■ Activity ■
Below, find each line holding "Relance" and state how many there are, using the number alone.

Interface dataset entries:
=-=-=

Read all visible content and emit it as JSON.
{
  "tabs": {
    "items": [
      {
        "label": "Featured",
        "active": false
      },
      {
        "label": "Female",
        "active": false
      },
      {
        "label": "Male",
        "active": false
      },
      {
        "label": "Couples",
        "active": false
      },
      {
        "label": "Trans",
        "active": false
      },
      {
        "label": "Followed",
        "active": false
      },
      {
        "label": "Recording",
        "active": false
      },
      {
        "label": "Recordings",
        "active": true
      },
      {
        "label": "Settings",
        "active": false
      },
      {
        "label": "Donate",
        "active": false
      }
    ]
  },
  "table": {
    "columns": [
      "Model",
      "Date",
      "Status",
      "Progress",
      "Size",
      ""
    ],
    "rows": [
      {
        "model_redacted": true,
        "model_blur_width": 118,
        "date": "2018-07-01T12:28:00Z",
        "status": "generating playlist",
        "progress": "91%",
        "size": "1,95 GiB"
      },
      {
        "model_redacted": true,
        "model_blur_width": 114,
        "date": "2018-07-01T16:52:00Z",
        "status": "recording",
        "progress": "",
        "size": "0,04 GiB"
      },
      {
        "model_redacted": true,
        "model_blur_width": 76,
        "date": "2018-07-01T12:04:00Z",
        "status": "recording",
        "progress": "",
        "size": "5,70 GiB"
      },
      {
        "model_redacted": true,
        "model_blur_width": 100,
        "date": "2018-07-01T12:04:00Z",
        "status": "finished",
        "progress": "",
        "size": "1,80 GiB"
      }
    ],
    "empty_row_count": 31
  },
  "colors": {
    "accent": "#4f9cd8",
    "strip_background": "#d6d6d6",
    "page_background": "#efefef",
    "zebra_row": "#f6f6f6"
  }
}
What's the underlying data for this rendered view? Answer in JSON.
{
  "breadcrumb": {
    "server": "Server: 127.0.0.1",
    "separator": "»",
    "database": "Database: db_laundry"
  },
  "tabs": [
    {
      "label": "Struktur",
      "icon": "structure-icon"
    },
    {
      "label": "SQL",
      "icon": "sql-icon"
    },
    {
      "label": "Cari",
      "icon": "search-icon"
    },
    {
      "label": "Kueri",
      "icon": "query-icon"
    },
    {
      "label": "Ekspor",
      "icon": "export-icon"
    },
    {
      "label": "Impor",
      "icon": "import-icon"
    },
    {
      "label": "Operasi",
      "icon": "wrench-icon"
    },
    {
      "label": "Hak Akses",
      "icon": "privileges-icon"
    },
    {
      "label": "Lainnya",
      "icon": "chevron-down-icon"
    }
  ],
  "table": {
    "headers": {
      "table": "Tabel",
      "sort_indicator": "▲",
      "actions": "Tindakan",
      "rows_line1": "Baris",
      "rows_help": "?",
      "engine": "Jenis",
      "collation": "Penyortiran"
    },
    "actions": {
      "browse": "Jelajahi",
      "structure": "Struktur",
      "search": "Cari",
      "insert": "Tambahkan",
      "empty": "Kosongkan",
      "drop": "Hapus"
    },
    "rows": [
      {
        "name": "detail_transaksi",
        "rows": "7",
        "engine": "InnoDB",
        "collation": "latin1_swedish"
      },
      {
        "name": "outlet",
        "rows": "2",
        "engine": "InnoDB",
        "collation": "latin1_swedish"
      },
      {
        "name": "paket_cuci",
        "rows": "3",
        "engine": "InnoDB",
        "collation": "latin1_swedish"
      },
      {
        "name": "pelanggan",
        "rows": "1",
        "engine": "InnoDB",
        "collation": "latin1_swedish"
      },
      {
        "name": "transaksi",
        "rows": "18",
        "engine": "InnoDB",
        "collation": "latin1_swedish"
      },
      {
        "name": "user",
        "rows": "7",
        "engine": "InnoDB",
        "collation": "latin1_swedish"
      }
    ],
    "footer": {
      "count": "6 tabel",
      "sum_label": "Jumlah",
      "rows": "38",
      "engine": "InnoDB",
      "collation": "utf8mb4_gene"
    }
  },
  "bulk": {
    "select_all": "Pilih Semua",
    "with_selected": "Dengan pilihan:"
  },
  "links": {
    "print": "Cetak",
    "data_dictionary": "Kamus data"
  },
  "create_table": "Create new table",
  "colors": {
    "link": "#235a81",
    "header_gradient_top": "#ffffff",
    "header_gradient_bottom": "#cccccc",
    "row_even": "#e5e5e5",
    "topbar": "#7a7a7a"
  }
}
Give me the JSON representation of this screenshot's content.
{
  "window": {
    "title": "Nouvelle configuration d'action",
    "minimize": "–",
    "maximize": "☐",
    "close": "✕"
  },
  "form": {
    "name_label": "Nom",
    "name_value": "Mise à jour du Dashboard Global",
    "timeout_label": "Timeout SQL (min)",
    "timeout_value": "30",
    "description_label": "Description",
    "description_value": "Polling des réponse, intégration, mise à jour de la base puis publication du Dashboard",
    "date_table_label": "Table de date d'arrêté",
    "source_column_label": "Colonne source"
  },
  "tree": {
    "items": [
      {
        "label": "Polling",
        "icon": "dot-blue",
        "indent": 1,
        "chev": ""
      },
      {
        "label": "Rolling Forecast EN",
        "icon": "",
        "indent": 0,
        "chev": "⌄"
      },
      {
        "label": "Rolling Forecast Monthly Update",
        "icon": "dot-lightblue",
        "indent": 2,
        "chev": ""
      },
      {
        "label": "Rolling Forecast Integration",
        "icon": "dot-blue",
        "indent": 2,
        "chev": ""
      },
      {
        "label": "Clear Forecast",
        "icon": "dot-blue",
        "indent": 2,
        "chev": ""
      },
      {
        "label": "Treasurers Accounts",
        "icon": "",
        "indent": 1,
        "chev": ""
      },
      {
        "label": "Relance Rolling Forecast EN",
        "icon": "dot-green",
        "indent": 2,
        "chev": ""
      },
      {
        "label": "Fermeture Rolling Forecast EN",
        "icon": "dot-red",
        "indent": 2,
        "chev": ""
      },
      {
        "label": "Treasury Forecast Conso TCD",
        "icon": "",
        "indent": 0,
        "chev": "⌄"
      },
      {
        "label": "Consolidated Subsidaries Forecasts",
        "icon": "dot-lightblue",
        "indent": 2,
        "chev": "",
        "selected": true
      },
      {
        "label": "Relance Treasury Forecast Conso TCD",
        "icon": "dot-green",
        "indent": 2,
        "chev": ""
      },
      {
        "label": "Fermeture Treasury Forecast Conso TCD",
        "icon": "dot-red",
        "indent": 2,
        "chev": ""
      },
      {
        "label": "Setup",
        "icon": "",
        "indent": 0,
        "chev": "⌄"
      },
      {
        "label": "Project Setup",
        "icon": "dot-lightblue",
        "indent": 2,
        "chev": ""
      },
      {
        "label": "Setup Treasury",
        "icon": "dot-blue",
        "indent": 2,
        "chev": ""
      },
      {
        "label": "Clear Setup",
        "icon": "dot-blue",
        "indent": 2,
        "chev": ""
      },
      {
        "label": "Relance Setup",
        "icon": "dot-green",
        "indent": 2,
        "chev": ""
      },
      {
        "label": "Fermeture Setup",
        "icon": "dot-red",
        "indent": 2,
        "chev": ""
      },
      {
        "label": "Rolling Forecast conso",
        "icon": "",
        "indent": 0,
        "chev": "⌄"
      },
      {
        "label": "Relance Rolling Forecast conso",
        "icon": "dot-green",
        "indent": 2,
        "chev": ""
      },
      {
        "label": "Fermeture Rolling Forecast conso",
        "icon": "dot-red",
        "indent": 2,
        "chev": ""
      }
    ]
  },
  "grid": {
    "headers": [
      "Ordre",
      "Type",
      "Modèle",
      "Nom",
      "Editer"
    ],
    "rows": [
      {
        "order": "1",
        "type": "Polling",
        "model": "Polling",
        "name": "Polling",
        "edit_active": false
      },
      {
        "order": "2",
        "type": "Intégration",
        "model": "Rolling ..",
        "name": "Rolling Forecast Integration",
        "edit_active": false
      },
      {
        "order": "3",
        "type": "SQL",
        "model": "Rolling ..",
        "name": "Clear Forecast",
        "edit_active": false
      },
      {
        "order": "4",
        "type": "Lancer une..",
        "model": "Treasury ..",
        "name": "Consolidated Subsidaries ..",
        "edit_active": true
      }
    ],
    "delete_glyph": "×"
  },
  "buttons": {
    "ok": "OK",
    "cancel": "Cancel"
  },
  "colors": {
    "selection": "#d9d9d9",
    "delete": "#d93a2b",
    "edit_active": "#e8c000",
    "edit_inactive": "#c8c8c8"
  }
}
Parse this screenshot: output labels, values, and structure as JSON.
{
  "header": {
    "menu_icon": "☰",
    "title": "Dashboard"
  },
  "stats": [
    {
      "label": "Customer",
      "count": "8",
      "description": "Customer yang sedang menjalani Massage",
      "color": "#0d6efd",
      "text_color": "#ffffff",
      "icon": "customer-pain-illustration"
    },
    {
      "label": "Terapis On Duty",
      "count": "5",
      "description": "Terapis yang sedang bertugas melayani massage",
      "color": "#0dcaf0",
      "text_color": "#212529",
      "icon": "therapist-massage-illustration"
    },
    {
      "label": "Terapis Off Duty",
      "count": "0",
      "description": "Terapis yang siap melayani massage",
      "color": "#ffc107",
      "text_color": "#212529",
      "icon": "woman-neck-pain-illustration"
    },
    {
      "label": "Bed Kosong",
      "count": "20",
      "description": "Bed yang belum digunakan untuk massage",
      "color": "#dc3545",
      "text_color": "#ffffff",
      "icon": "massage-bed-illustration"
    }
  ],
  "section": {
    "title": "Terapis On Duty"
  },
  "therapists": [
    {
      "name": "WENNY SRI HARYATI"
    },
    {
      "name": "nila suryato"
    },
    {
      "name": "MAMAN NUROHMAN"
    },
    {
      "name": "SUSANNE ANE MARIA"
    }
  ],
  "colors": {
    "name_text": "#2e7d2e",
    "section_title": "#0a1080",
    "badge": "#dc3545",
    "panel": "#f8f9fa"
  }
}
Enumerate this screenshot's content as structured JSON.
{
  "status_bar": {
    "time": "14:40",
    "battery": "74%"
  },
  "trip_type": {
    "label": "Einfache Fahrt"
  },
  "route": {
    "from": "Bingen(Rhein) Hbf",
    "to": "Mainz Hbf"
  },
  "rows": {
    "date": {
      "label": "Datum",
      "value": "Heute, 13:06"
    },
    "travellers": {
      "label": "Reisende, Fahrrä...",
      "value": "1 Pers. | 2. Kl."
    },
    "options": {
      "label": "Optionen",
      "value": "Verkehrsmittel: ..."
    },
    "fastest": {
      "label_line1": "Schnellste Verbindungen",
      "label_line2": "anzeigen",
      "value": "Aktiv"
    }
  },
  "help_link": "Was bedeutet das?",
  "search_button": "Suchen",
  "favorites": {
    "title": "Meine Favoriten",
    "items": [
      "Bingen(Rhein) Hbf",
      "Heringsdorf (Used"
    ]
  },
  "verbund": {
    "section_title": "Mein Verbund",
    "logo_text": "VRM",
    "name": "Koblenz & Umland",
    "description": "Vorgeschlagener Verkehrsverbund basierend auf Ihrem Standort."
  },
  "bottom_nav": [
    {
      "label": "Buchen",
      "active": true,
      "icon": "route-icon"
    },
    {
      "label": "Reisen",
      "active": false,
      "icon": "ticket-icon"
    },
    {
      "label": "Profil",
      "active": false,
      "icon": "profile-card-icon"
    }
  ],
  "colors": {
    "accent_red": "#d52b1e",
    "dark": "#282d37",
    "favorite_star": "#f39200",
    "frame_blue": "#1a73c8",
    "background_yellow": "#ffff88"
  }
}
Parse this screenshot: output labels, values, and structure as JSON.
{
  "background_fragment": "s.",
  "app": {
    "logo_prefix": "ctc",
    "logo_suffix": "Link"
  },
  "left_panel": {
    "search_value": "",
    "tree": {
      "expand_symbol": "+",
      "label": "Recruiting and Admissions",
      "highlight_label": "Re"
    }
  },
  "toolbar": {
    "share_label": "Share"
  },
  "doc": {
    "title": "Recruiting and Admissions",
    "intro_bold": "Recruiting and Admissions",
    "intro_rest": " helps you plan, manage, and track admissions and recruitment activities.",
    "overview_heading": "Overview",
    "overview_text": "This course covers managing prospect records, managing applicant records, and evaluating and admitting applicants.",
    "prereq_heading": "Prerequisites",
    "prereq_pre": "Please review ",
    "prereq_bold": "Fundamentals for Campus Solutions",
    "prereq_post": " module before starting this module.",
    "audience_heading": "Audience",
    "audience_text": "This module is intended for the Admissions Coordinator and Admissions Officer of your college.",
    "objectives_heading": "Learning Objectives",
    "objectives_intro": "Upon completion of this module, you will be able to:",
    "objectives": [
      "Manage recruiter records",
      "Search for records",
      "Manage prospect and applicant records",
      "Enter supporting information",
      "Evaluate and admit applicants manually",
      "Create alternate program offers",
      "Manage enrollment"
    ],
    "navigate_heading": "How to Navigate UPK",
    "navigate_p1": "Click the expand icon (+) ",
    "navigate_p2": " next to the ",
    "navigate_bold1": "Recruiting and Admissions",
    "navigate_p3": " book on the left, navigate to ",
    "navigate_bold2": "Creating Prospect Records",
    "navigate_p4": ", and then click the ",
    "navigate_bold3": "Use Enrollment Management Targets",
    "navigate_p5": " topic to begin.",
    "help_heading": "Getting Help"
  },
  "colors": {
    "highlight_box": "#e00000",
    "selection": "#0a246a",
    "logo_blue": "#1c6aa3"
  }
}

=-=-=

■ Response below ■
4